Expert Lays Out Governing Challenges Facing India and China
|William J. Antholis, Ph.D., managing director of The Brookings Institution
Photo by Chris Taggart
One out of every three people on the planet live in India and China, and the way they govern themselves has major implications for the rest of the planet, a scholar told an audience at Fordham on Sept. 13.
“Establishing and maintaining unified political systems across a continent and across multiple belief systems requires a tricky, if not dark magic. [In the United States] our leaders often fail to pull the rabbit out of the hat, and our whole becomes less than the sum of its parts,” said William J. Antholis, Ph.D., speaking at the Lincoln Center campus.
“Only occasionally do we reach a new a consensus. More often than not, we resort to darker arts, forging compromises or forcing odd coalitions.”
Antholis, the managing director of The Brookings Institution, used his talk, “Fractious Federations: Why China’s Provinces and India’s States Matter,” to provide a glimpse of the kinds of people who run India’s states and China’s provinces, what they believe and value, and how they view global issues.
Although few American leaders could identify the leaders of the individual provinces in both countries, Antholis said that many of the provinces are so large, they would be considered countries in their own right.
Just as California and Alabama have differing priorities from each other and the federal government, so too is there a tug of war between local and national authorities in India and China.
“Neither country has a fully federal system that gives “sovereign” powers to constituent units,” he said. “More than America or Europe, China and India give their central governments final authority over local officials.
But in neither country is the central government completely in charge, Antholis added.
“In both India’s multiparty democracy and China’s one-party “people’s republic”, a multi-colored map is emerging, involving territorial units, as well as multiple conceptions of the good life that need to be bridged.”

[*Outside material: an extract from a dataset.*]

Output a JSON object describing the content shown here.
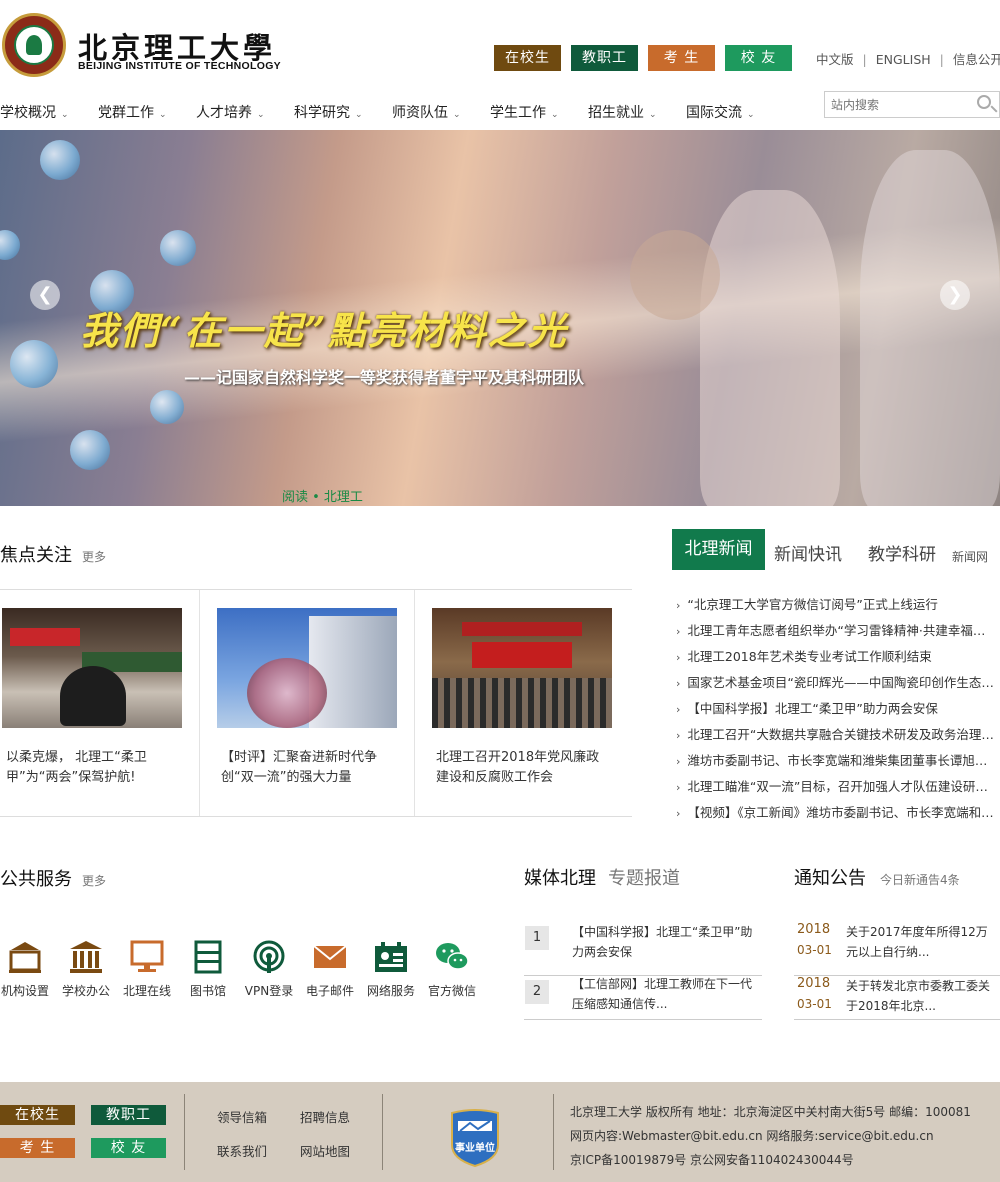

If we want to seriously address issues such as global climate change, poverty and nuclear proliferation, it’s important to pay attention to the differences between Guangdong and Chongqing in China and Gujarat and Bihar in India, he said.
In China, for example, Antholis noted that Guangdong province’s party secretary Wang Yang has embraced nongovernmental organizations (NGOs) and independent labor organizations.

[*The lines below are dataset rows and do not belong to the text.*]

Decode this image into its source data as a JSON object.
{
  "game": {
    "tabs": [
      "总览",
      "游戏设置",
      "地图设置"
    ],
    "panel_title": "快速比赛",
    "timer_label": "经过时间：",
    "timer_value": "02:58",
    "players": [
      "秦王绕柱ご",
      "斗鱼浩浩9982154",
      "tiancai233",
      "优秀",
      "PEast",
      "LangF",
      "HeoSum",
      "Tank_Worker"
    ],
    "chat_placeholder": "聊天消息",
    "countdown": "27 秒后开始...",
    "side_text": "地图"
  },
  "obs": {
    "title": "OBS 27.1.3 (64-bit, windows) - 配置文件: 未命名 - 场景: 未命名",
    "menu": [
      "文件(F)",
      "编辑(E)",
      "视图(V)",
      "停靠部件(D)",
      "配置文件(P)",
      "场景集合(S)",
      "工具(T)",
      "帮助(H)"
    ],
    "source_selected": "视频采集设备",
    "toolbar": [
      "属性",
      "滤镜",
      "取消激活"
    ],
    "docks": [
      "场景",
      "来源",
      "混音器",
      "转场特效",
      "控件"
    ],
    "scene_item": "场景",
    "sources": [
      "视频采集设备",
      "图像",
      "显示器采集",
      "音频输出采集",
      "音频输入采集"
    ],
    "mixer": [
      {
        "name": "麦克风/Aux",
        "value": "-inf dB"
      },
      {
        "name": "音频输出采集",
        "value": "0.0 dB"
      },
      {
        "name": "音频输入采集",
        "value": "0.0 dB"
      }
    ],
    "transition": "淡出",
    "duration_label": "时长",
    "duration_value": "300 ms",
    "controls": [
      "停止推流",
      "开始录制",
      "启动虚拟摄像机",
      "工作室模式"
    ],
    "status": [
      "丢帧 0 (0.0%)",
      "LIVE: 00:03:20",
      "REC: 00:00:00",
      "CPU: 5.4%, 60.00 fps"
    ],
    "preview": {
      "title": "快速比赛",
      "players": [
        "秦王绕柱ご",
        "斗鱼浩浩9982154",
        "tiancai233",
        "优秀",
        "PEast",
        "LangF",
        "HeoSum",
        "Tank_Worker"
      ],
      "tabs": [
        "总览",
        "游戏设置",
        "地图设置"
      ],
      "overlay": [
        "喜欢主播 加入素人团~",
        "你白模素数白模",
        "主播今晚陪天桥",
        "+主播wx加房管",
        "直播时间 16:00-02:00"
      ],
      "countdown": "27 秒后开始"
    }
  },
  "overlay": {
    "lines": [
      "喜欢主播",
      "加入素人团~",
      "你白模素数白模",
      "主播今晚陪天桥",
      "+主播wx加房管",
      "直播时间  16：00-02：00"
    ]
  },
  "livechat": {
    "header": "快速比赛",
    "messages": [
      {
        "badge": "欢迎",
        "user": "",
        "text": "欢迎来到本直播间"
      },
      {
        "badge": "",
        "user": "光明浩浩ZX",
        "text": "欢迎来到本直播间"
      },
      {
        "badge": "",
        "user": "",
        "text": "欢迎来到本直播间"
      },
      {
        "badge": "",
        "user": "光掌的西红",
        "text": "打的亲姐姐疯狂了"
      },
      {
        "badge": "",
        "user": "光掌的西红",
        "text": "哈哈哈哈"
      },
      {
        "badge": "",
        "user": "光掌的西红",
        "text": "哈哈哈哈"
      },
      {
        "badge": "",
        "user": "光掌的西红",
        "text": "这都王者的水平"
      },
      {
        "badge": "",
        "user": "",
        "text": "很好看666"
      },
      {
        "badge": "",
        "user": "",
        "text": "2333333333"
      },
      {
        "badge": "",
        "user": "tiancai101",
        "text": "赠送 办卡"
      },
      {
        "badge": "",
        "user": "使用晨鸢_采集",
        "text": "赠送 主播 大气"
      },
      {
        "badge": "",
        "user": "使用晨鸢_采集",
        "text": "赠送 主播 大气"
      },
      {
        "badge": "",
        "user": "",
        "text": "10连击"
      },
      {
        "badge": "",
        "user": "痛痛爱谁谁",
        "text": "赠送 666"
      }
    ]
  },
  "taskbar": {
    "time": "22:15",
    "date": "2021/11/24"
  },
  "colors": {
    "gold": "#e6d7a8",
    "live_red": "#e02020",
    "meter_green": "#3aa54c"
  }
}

At the same time, 1,000 miles inland, politician Bo Xilai’s “Chongqing [province] model” emphasizes shared prosperity and communitarian values, socialist egalitarianism, and a benevolent state.

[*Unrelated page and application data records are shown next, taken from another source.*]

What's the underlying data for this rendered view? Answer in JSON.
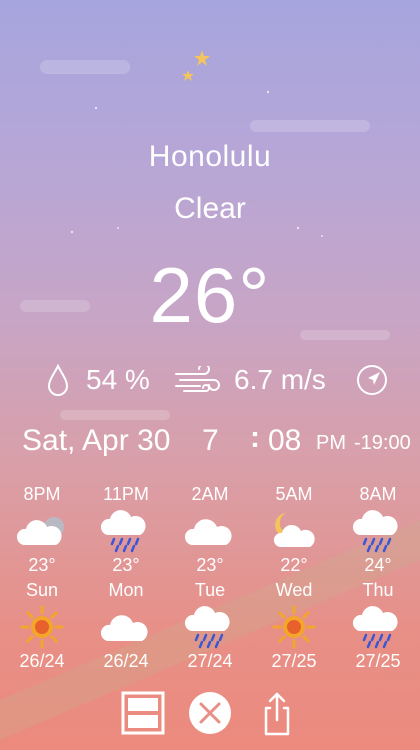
{
  "location": {
    "city": "Honolulu",
    "condition": "Clear",
    "temperature": "26°"
  },
  "stats": {
    "humidity": "54 %",
    "wind": "6.7 m/s",
    "humidity_icon": "droplet-icon",
    "wind_icon": "wind-icon",
    "direction_icon": "compass-arrow-icon"
  },
  "datetime": {
    "date": "Sat, Apr 30",
    "hour": "7",
    "colon": ":",
    "minutes": "08",
    "ampm": "PM",
    "offset": "-19:00"
  },
  "hourly": [
    {
      "time": "8PM",
      "icon": "cloud-partly-gray-icon",
      "temp": "23°"
    },
    {
      "time": "11PM",
      "icon": "cloud-rain-icon",
      "temp": "23°"
    },
    {
      "time": "2AM",
      "icon": "cloud-icon",
      "temp": "23°"
    },
    {
      "time": "5AM",
      "icon": "moon-cloud-icon",
      "temp": "22°"
    },
    {
      "time": "8AM",
      "icon": "cloud-rain-icon",
      "temp": "24°"
    }
  ],
  "daily": [
    {
      "day": "Sun",
      "icon": "sun-icon",
      "range": "26/24"
    },
    {
      "day": "Mon",
      "icon": "cloud-icon",
      "range": "26/24"
    },
    {
      "day": "Tue",
      "icon": "cloud-rain-icon",
      "range": "27/24"
    },
    {
      "day": "Wed",
      "icon": "sun-icon",
      "range": "27/25"
    },
    {
      "day": "Thu",
      "icon": "cloud-rain-icon",
      "range": "27/25"
    }
  ],
  "toolbar": {
    "layout_icon": "layout-split-icon",
    "close_icon": "close-circle-icon",
    "share_icon": "share-icon"
  },
  "colors": {
    "moon": "#f5c45a",
    "sun": "#f4a62a",
    "sun_core": "#e8612c",
    "rain": "#3c57d6",
    "text": "#ffffff"
  }
}
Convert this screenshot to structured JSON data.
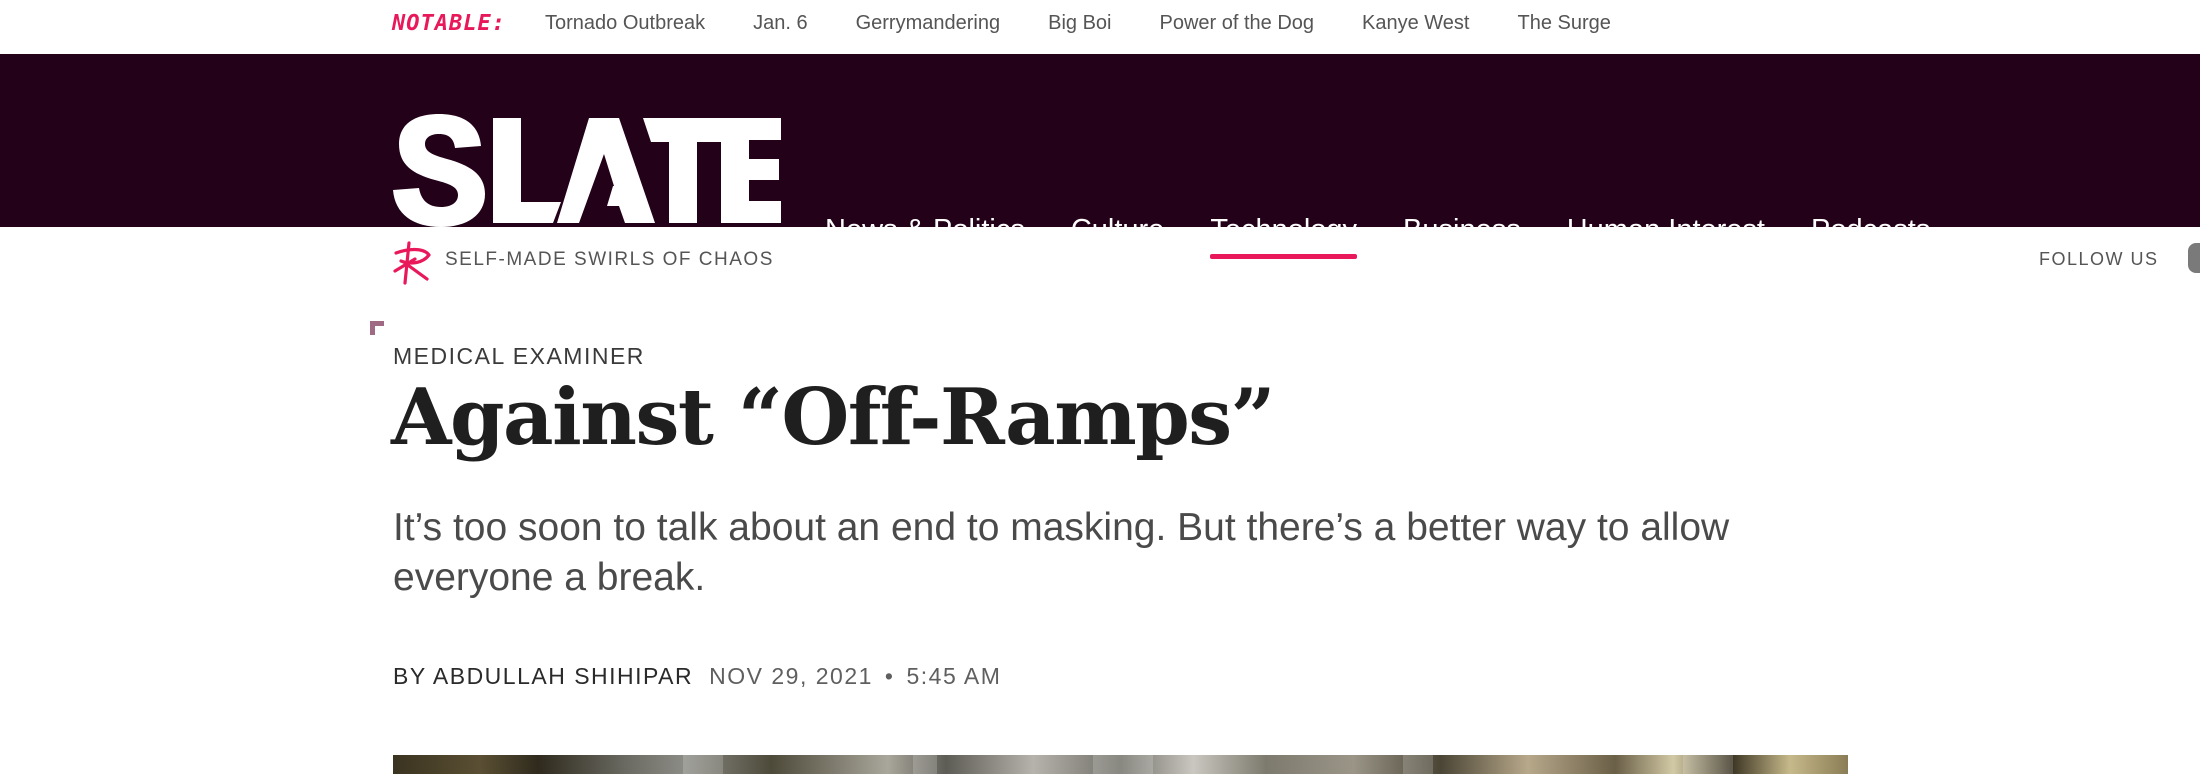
{
  "notable": {
    "label": "NOTABLE:",
    "links": [
      "Tornado Outbreak",
      "Jan. 6",
      "Gerrymandering",
      "Big Boi",
      "Power of the Dog",
      "Kanye West",
      "The Surge"
    ]
  },
  "masthead": {
    "logo_text": "SLATE",
    "nav": [
      {
        "label": "News & Politics",
        "active": false
      },
      {
        "label": "Culture",
        "active": false
      },
      {
        "label": "Technology",
        "active": true
      },
      {
        "label": "Business",
        "active": false
      },
      {
        "label": "Human Interest",
        "active": false
      },
      {
        "label": "Podcasts",
        "active": false
      }
    ]
  },
  "subheader": {
    "tagline": "SELF-MADE SWIRLS OF CHAOS",
    "follow_us": "FOLLOW US"
  },
  "article": {
    "kicker": "MEDICAL EXAMINER",
    "headline": "Against “Off-Ramps”",
    "dek": "It’s too soon to talk about an end to masking. But there’s a better way to allow everyone a break.",
    "byline": "BY ABDULLAH SHIHIPAR",
    "date": "NOV 29, 2021",
    "separator": "•",
    "time": "5:45 AM"
  },
  "colors": {
    "accent": "#e8185a",
    "masthead_bg": "#230119",
    "headline": "#1f1f1f",
    "body_text": "#4a4a4a"
  },
  "icons": {
    "tagline_icon": "slate-squiggle-icon",
    "corner_mark": "corner-bracket-icon"
  }
}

“For Bo’s supporters, an unbridled private sector, NGOs, peasants’ rights, and independent courts are too much pluribus, too soon,” he said.
As a democracy, India is very different from China, Antholis said. But like China it lacks a key ingredient that has helped bind Americans to a common cause: pluralism.
The Indian states of Gujarat and Bihar, for example, have made major strides in the last years. But while Bihar’s chief minister Nitish Kumar has been praised for a “growth with justice” agenda, Narendra Modi, the Hindu chief minister of Gujarat, has been denied a visa to visit the United States because of concerns that he has not sufficiently protected religious minorities in Gujarat -- particularly during riots in 2002 that killed over 1,000 Muslims.
Either of these men have the potential to rise to lead India, so local politics in the four great continental unions—China, India, the United States and Europe—should be taken more seriously as a global matter.
“The capitals of these four continental unions must reassess how to manage their diverse states and provinces. Union systems learn slowly how to forge compromise and consensus,” Antholis said.
“By observing and cooperating with one another, there may be opportunities to learn how to do this more effectively. The foundation for that, in turn, may be learning to respect the fractiousness that is at the heart of federalism itself.”
Founded in 1841, Fordham is the Jesuit University of New York, offering exceptional education distinguished by the Jesuit tradition to more than 15,100 students in its four undergraduate colleges and its six graduate and professional schools. It has residential campuses in the Bronx and Manhattan, a campus in West Harrison, N.Y., the Louis Calder Center Biological Field Station in Armonk, N.Y., and the London Centre at Heythrop College in the United Kingdom.